## Task to carry out
Your answer should be the lines of the data below that contain "union".

------ Material for the task ------

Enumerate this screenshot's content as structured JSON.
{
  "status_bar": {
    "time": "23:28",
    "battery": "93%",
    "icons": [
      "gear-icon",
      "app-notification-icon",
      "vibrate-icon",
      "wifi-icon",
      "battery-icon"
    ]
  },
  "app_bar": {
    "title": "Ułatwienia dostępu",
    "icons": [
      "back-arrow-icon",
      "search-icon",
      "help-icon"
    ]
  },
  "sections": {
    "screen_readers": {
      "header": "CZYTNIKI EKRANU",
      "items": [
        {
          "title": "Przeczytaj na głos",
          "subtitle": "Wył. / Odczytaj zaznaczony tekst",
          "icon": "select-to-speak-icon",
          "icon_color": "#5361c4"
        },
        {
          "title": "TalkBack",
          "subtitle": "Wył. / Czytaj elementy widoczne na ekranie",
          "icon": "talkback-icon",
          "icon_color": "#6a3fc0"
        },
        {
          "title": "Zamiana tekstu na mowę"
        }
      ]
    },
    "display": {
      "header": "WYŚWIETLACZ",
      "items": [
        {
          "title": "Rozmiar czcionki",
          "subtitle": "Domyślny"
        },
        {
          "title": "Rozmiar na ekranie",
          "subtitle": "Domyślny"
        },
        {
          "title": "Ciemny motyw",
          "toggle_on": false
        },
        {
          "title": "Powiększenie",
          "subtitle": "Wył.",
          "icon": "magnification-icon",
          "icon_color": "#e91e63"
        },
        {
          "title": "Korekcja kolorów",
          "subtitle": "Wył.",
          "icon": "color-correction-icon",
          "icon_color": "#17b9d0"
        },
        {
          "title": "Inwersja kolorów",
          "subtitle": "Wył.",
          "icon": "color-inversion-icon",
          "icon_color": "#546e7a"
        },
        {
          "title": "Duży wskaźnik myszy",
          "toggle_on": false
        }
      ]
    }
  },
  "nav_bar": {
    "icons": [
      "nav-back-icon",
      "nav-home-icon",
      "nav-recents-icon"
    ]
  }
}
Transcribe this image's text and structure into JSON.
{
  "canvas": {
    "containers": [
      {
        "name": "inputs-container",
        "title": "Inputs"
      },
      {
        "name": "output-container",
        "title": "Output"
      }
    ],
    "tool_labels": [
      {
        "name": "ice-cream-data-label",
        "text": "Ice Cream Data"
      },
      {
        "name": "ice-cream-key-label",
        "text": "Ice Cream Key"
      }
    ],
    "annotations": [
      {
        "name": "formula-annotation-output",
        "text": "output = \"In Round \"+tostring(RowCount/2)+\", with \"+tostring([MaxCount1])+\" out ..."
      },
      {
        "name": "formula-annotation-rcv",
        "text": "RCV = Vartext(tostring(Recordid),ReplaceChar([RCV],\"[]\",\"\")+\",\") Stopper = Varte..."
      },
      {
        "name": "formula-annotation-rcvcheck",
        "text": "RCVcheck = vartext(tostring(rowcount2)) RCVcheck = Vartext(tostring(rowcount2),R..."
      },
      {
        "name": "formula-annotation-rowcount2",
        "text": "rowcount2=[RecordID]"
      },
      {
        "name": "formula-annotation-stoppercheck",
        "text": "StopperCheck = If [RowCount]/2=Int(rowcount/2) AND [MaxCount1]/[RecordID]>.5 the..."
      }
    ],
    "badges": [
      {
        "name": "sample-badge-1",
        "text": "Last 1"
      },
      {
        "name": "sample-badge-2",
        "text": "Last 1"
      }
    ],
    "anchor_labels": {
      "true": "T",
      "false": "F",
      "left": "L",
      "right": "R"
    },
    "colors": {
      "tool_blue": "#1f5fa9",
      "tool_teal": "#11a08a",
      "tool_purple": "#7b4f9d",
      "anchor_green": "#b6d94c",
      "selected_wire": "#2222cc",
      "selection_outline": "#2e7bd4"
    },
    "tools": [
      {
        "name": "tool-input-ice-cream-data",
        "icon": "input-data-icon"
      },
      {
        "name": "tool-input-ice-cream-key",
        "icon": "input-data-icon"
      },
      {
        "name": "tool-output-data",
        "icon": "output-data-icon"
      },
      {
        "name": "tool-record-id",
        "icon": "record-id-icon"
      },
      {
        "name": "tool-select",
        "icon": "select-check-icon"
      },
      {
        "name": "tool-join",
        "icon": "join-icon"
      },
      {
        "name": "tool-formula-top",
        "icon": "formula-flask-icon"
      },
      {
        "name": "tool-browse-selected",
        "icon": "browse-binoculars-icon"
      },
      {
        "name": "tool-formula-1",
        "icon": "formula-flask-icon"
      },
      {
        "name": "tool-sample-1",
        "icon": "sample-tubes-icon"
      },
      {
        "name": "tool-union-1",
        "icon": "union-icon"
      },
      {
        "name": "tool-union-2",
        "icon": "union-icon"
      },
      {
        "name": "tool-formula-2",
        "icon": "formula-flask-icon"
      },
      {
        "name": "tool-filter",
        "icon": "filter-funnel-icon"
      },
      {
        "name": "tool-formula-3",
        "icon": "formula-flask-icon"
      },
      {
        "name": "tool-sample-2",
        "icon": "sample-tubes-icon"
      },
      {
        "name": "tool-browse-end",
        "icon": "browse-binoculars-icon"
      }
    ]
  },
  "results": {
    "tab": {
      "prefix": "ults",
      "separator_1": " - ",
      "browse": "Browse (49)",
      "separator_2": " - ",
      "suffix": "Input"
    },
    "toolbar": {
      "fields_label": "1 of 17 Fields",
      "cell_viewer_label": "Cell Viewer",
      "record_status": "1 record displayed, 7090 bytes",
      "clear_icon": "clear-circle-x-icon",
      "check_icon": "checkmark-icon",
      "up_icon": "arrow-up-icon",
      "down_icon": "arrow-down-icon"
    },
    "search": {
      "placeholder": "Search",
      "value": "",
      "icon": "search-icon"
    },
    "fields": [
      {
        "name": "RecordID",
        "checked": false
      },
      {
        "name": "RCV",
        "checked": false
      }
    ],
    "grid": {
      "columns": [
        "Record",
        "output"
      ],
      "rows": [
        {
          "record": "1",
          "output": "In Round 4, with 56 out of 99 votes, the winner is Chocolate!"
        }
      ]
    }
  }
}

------
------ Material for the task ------

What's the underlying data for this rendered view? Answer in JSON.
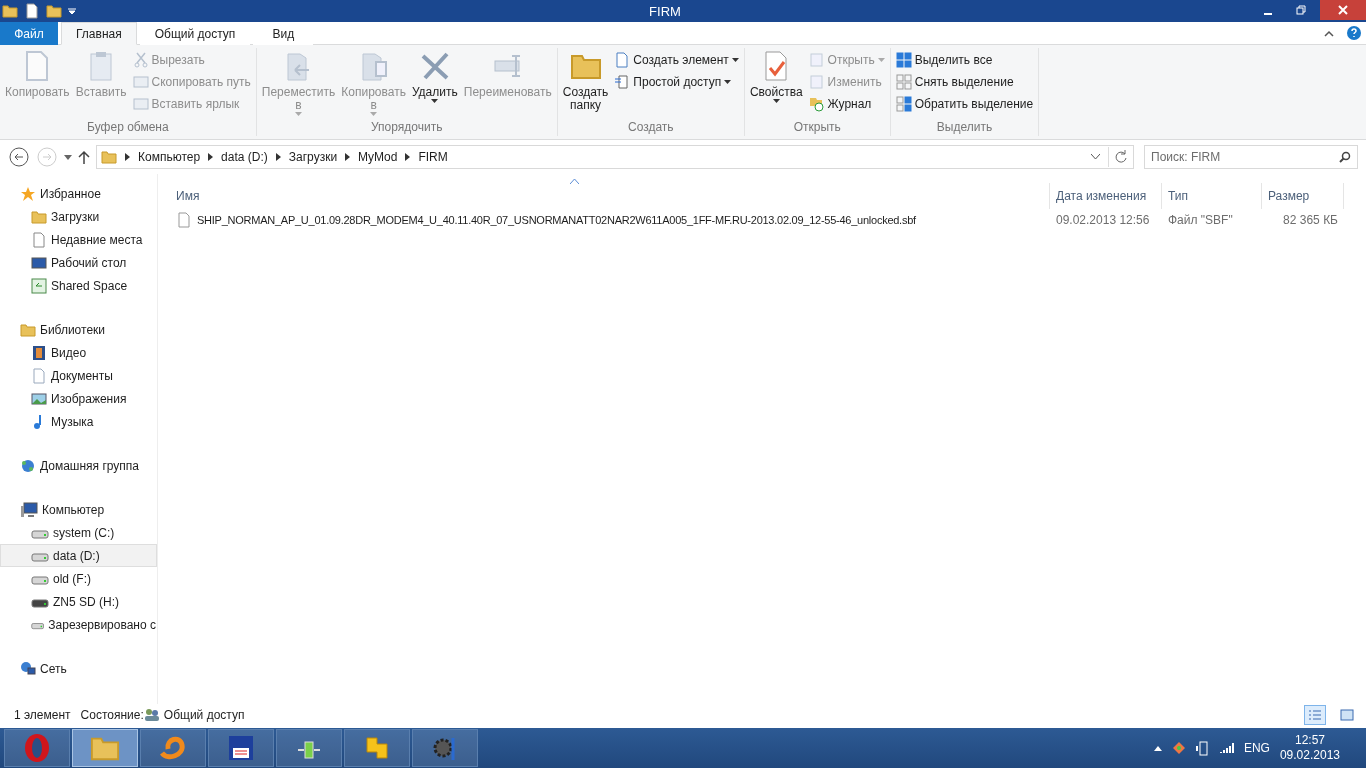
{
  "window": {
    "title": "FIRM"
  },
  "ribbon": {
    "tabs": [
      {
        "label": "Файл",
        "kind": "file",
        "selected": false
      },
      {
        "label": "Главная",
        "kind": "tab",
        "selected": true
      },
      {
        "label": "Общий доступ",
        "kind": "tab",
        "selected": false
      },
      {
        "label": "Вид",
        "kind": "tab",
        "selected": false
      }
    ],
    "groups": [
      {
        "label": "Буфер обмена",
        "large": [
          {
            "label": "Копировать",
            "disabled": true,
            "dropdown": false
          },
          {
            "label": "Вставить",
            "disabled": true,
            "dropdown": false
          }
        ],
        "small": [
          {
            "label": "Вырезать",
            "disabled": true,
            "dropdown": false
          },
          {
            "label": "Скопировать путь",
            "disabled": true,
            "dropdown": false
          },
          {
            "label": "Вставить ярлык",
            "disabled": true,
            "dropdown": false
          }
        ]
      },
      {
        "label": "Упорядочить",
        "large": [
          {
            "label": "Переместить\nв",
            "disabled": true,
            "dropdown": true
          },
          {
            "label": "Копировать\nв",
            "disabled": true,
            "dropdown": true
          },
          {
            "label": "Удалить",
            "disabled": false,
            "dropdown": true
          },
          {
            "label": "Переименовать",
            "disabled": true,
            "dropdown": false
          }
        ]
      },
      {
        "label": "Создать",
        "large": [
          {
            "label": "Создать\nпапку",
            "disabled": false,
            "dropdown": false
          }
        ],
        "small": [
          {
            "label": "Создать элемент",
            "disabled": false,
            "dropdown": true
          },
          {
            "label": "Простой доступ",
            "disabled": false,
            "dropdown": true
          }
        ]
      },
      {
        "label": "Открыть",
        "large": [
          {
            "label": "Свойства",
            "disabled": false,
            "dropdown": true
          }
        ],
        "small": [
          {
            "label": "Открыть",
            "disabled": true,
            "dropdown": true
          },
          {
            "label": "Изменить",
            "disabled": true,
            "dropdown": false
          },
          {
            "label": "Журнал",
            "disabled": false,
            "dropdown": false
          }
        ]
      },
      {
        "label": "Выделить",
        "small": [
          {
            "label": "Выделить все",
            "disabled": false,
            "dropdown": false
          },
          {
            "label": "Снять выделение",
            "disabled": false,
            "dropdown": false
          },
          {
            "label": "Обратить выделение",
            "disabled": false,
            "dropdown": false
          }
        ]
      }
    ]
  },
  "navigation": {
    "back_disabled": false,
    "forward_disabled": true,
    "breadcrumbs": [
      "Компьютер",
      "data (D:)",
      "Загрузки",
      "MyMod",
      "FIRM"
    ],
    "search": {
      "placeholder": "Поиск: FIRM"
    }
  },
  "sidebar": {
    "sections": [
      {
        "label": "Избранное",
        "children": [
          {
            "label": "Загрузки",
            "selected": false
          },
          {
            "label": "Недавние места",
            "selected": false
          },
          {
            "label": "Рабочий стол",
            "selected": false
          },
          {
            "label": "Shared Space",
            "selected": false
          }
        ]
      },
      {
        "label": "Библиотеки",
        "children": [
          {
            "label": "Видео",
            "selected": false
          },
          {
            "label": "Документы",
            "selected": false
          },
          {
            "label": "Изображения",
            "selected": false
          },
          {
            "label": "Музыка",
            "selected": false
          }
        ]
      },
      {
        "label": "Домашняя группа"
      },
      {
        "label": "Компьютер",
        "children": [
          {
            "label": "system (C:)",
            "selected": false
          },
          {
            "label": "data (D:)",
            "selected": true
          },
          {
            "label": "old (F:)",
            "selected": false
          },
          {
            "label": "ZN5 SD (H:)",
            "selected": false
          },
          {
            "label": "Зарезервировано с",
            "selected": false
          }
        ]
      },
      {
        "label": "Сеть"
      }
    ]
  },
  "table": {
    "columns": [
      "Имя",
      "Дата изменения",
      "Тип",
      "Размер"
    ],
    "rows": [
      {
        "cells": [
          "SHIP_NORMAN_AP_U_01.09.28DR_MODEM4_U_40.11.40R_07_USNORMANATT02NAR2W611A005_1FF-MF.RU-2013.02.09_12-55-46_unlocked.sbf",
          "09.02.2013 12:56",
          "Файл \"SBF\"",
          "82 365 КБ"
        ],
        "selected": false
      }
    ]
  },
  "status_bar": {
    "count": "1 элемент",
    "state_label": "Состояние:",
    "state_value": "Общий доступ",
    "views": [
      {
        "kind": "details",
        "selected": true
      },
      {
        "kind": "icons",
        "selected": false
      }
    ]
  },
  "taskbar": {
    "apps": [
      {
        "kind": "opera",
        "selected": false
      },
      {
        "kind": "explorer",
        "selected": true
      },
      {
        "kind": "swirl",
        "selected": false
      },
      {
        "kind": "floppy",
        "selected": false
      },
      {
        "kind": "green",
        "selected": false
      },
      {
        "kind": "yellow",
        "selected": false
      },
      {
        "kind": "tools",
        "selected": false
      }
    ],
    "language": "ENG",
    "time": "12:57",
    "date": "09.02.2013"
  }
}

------
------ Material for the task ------

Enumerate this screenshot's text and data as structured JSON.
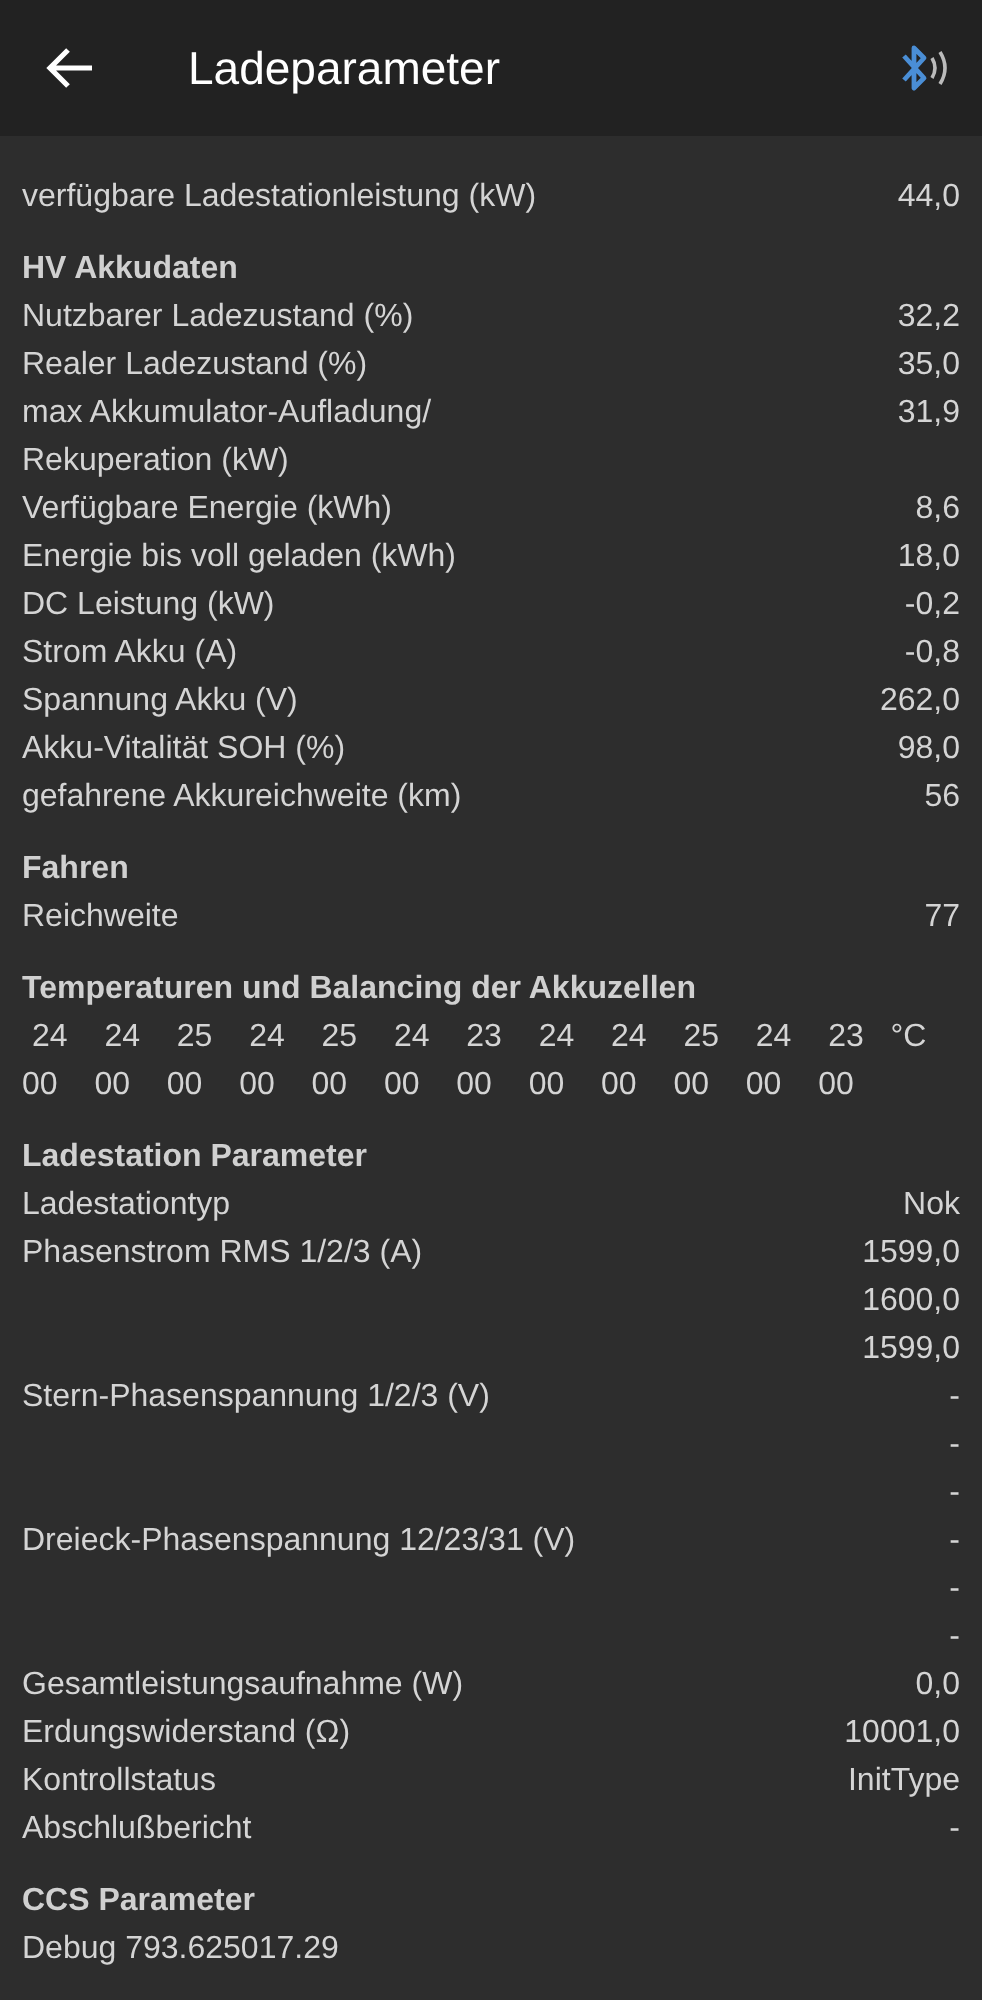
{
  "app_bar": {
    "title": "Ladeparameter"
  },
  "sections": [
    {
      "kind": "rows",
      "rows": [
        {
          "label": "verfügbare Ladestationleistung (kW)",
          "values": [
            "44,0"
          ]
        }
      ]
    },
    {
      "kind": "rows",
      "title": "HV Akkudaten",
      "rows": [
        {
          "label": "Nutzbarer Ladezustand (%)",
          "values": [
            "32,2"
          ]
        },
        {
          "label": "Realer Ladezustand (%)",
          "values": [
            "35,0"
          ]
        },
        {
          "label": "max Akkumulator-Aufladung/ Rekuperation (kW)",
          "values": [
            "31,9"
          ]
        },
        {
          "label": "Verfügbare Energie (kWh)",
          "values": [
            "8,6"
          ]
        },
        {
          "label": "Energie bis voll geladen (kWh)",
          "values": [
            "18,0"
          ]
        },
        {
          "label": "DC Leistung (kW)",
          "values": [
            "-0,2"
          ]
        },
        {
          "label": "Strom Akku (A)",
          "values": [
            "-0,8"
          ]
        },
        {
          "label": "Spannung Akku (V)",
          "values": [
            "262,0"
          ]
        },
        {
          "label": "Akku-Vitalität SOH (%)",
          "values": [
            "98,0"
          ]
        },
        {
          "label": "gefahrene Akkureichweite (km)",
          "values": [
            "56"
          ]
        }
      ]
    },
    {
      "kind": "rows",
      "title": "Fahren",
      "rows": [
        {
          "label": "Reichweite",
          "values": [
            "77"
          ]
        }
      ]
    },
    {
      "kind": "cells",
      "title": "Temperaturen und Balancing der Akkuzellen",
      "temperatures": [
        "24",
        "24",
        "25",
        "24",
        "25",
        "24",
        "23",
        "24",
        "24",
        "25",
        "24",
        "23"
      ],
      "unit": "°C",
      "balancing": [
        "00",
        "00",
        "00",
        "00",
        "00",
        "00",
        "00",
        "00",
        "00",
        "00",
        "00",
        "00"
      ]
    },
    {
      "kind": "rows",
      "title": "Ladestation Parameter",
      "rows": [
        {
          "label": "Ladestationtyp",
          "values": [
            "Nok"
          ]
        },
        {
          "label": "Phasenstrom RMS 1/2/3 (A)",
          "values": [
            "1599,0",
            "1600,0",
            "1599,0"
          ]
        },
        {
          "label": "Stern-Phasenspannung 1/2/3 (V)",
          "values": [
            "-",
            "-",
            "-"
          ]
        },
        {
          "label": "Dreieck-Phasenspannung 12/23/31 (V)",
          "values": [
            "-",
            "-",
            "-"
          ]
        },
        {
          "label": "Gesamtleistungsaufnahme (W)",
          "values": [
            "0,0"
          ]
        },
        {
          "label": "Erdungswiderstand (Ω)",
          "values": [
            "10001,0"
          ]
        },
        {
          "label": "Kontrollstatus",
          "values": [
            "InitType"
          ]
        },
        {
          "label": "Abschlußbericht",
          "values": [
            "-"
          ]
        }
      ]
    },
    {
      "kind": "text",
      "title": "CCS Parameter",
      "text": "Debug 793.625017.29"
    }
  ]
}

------

## Result for this exercise
        "name": "tool-union-1",
        "icon": "union-icon"
        "name": "tool-union-2",
        "icon": "union-icon"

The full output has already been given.